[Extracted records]

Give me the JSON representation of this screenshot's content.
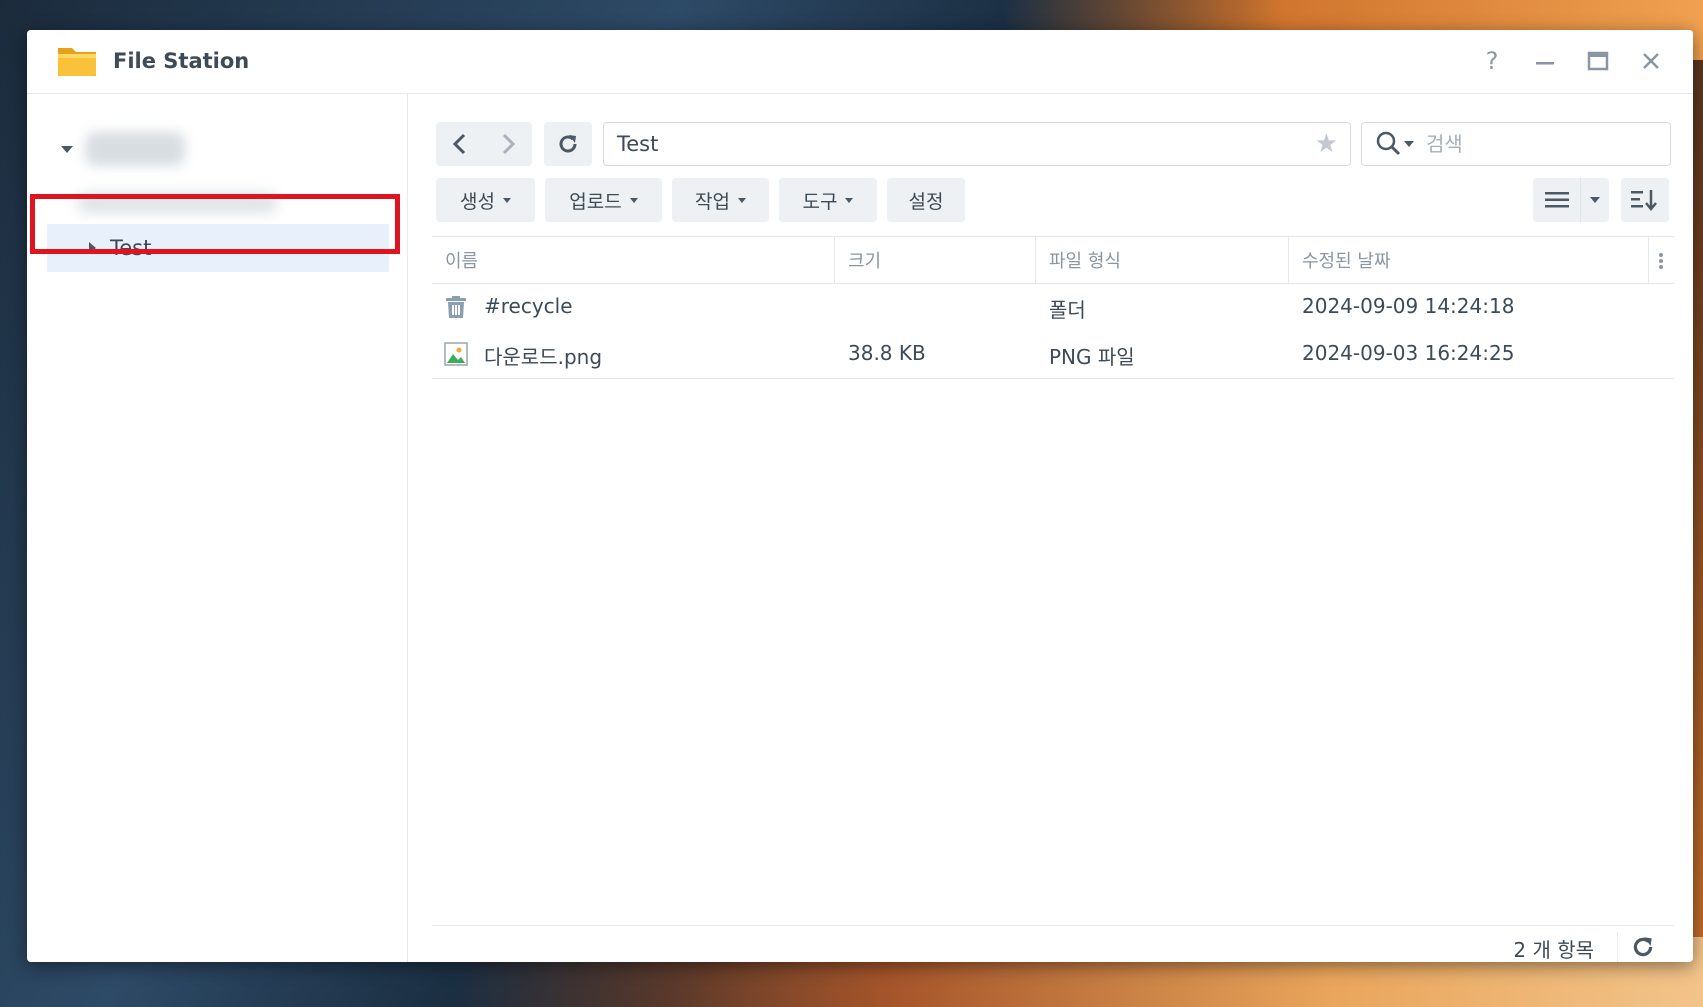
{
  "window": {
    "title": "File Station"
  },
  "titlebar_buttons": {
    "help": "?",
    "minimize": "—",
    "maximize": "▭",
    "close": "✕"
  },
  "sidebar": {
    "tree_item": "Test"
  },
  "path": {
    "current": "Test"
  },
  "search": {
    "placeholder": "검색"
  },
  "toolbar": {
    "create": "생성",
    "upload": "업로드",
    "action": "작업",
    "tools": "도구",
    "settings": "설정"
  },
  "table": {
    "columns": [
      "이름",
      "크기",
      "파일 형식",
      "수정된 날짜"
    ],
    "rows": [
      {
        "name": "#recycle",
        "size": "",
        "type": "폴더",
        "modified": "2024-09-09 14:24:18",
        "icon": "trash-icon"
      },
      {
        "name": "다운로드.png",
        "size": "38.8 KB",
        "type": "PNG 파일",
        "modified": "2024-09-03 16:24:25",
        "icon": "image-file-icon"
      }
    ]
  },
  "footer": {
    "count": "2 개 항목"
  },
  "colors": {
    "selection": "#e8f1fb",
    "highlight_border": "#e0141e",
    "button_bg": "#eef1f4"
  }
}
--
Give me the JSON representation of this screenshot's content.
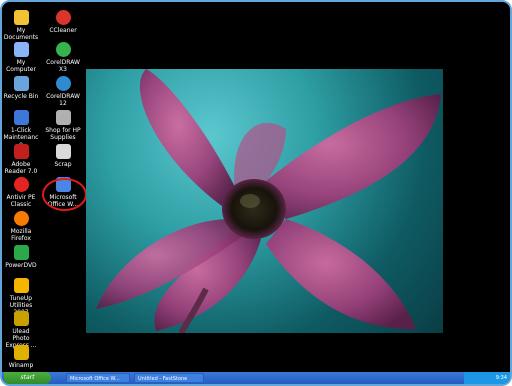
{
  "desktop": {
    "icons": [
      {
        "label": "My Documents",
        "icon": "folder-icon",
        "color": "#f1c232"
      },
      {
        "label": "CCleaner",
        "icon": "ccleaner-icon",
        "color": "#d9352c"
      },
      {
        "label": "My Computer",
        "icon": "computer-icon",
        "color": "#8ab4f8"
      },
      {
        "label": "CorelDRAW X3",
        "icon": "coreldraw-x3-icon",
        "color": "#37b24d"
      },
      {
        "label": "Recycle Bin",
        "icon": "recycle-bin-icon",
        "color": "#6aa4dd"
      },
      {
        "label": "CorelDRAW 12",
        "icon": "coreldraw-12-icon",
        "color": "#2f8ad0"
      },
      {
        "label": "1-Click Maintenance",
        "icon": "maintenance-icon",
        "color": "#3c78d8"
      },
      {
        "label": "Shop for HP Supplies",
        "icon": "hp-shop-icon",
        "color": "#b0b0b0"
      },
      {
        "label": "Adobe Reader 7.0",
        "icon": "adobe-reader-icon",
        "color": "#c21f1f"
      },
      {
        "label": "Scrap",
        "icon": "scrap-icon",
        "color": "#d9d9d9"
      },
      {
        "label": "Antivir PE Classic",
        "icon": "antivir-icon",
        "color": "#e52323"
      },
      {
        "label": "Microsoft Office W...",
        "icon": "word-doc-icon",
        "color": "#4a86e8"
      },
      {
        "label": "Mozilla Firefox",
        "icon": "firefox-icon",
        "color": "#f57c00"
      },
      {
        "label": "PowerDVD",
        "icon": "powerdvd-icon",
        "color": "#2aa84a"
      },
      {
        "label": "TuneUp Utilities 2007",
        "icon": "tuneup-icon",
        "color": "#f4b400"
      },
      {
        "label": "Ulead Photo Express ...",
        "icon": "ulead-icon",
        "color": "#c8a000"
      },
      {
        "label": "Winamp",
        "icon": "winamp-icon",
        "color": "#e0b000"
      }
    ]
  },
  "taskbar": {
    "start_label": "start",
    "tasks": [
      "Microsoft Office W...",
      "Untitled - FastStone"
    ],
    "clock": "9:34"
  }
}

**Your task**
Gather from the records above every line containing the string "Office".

**Solution for this task**
        "label": "Microsoft Office W...",
      "Microsoft Office W...",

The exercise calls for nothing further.